▶ **Goal of the exercise**:
What is the number of lines in these entries that include "image"? Write that number and no other text.

▶ **Available data**:
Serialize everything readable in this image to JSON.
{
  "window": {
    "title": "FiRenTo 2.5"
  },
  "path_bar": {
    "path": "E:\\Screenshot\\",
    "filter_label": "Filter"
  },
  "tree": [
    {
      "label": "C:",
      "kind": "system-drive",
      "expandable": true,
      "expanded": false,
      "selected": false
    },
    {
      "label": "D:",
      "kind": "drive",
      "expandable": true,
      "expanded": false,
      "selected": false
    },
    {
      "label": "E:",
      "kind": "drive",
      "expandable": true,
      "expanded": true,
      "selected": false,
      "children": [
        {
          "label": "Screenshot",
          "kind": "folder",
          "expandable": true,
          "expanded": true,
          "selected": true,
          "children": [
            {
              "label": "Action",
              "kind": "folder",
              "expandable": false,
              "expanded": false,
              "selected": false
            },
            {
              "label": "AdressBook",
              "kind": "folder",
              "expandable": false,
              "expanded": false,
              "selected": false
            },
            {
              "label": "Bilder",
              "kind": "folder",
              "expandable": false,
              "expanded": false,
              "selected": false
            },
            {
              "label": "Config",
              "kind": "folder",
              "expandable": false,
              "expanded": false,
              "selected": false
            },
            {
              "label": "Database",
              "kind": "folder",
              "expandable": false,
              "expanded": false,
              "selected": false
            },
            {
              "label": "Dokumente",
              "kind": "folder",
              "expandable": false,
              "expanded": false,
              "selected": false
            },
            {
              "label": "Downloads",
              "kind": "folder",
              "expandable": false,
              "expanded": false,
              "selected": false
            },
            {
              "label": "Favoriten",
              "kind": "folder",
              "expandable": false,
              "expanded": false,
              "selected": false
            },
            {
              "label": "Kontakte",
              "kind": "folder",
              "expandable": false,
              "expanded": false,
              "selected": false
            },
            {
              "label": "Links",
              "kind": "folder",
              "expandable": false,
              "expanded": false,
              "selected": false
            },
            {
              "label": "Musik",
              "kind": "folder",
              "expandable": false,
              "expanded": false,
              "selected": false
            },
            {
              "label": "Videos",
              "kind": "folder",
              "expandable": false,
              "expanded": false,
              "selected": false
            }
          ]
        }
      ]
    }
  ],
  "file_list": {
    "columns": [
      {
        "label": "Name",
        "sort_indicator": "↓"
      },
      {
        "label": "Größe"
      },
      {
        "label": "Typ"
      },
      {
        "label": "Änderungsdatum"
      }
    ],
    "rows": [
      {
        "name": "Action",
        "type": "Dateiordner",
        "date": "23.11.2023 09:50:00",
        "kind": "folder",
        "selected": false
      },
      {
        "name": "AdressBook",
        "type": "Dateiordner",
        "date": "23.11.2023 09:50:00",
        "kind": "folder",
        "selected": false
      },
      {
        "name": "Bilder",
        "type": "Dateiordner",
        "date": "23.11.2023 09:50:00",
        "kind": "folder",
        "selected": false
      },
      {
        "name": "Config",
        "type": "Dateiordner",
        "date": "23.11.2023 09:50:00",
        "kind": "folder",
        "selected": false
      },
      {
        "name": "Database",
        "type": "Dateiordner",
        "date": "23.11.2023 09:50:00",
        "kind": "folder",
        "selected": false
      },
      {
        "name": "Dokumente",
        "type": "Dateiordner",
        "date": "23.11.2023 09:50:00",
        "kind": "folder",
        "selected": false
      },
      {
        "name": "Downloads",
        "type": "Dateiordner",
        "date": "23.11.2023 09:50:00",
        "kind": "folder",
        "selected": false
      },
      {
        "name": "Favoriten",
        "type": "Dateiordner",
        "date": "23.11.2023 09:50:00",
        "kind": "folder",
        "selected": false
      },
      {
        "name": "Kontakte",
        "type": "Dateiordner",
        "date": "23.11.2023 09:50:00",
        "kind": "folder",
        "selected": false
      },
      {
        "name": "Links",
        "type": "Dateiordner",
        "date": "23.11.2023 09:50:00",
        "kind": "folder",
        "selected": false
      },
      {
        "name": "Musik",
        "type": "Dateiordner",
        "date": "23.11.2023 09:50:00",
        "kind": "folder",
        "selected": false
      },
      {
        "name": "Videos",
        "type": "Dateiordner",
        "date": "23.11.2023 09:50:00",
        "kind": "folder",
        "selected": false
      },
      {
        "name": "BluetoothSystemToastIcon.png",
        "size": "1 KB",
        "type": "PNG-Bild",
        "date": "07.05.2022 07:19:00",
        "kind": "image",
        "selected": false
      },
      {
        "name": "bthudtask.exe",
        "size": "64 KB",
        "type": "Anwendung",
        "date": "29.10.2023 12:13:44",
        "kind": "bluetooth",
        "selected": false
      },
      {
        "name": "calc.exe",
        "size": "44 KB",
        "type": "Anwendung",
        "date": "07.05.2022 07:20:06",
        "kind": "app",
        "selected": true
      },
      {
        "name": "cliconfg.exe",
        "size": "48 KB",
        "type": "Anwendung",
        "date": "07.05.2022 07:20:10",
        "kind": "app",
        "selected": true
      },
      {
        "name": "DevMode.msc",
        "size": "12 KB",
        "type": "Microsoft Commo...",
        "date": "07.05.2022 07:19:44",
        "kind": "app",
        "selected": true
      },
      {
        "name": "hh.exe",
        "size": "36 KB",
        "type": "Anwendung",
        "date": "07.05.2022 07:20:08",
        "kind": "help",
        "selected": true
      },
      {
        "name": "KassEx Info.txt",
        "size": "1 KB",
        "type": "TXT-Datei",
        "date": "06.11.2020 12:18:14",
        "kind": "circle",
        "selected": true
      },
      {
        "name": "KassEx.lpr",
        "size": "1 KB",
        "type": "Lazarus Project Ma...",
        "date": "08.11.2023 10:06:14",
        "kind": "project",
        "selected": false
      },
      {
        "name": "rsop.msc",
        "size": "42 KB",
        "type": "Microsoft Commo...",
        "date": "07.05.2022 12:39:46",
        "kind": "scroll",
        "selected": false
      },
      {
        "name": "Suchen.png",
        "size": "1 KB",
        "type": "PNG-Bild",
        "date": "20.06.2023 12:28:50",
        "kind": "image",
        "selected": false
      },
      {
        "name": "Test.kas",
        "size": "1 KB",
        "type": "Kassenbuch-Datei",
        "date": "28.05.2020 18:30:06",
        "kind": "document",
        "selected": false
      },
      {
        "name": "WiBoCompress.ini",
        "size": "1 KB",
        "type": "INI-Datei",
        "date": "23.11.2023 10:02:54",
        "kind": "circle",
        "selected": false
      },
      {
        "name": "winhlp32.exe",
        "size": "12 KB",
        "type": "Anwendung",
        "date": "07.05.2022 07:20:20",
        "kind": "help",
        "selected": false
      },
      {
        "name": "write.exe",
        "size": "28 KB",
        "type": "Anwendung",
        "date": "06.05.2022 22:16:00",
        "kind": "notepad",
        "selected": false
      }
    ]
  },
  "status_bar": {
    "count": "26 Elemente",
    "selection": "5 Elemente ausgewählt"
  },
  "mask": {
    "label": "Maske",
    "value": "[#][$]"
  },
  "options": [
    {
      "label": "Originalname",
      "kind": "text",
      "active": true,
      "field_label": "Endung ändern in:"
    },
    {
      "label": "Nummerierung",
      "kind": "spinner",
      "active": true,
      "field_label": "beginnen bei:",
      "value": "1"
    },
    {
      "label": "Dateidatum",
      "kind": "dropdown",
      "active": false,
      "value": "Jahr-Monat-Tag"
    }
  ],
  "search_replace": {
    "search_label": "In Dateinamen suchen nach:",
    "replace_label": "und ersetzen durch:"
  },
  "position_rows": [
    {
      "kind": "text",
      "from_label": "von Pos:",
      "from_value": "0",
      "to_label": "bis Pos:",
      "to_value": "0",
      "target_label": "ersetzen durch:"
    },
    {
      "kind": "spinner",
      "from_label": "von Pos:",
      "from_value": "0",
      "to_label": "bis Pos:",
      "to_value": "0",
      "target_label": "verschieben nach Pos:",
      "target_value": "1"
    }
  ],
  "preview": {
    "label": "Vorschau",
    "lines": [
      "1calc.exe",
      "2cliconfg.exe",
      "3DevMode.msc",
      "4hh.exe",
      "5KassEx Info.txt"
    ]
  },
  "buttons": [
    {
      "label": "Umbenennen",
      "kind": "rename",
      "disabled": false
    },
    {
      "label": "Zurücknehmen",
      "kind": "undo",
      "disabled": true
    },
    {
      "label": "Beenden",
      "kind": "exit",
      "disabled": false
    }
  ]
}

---

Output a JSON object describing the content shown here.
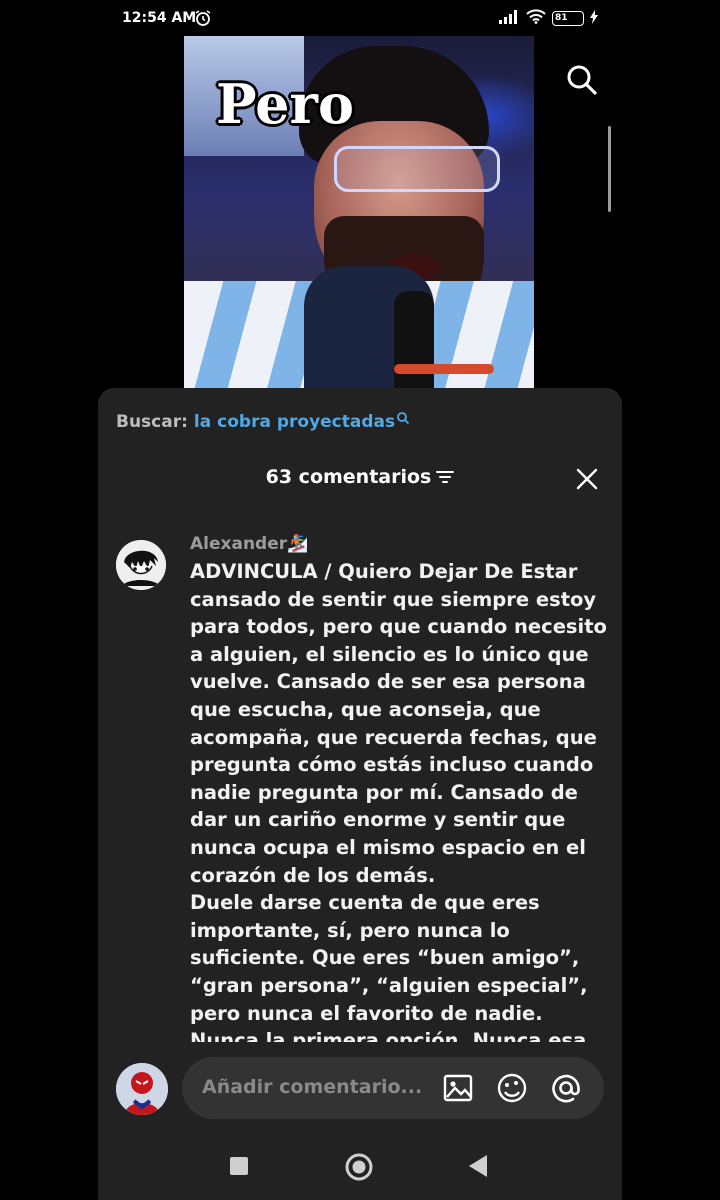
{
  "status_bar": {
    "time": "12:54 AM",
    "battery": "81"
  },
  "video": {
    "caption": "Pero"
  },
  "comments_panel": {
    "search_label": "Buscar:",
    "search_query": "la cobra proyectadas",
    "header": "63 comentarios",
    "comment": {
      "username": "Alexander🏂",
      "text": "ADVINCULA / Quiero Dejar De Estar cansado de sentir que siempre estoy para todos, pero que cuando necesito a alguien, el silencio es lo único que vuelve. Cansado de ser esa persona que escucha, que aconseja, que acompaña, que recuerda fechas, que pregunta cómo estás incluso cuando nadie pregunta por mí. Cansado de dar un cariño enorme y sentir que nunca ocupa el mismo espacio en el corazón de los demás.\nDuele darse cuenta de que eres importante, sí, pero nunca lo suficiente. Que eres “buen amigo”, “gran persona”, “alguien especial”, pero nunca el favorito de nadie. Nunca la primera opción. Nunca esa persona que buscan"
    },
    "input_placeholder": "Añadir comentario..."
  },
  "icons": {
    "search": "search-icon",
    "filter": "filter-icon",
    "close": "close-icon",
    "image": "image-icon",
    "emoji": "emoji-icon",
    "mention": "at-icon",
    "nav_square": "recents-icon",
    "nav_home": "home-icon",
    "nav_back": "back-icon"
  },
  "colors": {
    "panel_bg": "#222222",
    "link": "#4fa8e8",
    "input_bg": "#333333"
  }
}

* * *

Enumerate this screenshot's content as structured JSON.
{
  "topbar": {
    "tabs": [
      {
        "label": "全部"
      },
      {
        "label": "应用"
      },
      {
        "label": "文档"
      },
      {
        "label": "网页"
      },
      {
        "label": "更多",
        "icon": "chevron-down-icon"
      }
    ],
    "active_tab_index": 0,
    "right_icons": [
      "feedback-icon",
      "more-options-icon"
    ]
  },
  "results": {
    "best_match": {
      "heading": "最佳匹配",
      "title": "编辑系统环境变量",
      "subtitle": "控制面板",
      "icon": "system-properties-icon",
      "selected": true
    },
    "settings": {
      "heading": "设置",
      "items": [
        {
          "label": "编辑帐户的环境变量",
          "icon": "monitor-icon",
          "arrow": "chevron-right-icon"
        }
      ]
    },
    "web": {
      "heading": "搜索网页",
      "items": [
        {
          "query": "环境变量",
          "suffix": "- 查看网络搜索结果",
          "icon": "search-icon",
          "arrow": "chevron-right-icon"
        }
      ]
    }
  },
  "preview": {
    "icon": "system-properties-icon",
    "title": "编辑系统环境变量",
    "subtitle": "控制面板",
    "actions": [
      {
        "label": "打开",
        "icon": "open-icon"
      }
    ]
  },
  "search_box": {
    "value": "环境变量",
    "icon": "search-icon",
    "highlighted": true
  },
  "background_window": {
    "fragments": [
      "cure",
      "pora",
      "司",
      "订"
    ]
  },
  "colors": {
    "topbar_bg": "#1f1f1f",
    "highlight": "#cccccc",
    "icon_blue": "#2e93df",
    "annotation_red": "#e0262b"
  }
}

▶ **Expected output**:
4